- **SOURCE INFORMATION**:
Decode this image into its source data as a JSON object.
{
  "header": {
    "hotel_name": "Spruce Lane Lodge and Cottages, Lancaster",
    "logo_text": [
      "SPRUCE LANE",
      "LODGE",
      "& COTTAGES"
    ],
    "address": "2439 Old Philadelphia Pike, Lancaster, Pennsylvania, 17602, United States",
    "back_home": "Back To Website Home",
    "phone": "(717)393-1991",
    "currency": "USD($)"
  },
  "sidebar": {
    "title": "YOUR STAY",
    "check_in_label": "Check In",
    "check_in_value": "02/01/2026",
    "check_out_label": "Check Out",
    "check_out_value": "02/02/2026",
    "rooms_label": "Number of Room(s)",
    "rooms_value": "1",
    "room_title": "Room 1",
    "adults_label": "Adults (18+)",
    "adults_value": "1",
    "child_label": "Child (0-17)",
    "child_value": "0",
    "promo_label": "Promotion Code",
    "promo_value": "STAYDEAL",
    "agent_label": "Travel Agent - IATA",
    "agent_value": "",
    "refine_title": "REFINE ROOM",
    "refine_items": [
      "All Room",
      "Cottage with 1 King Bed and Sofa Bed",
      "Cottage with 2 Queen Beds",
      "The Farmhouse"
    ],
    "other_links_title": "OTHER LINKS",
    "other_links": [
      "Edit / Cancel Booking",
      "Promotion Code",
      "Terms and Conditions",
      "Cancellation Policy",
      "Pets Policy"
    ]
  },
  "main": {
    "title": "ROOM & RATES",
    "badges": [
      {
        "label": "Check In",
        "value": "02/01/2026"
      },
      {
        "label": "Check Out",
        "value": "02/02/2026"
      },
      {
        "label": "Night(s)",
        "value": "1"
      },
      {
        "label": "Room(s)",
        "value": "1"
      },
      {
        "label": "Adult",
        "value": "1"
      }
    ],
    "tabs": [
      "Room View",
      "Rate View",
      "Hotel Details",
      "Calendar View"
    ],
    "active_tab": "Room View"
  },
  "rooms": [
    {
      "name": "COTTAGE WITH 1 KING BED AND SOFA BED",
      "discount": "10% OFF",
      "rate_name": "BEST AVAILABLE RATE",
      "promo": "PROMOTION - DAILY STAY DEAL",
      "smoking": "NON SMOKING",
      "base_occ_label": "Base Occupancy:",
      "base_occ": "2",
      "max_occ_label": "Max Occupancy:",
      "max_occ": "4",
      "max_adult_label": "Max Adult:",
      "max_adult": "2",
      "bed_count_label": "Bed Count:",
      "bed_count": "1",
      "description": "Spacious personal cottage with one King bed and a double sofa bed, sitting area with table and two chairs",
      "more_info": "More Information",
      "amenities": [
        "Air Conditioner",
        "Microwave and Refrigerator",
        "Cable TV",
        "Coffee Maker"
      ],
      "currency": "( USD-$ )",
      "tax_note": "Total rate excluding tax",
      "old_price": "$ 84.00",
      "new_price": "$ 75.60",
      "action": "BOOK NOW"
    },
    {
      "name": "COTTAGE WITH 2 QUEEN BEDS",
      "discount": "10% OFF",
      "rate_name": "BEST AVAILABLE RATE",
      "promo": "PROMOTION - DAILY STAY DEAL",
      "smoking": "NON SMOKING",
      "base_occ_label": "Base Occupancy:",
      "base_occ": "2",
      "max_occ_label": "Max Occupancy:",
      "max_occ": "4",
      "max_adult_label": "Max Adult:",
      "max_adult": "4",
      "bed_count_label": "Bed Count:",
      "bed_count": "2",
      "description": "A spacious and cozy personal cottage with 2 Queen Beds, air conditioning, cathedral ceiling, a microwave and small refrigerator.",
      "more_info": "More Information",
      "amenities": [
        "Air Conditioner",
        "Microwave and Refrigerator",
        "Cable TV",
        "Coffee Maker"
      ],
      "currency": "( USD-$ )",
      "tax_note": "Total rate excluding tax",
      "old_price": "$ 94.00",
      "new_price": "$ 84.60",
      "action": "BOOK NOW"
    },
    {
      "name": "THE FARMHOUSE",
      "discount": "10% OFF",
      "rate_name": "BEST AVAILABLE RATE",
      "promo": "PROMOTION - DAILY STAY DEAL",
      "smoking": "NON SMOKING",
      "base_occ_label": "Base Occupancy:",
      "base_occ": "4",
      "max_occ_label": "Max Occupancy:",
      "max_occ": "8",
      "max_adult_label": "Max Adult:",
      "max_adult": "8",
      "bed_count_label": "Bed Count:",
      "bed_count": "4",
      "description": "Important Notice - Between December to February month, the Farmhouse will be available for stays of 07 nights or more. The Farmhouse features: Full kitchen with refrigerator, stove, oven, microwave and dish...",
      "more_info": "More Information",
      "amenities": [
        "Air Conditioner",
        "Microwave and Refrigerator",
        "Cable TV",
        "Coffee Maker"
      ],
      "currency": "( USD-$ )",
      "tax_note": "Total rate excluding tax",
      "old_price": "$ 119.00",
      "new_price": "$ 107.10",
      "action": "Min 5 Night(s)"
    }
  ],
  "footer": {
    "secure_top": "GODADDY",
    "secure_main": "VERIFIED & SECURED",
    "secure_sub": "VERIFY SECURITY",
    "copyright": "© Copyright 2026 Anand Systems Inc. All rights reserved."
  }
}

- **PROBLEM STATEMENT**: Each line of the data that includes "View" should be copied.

- **RESPONSE**:
      "Room View",
      "Rate View",
      "Calendar View"
    "active_tab": "Room View"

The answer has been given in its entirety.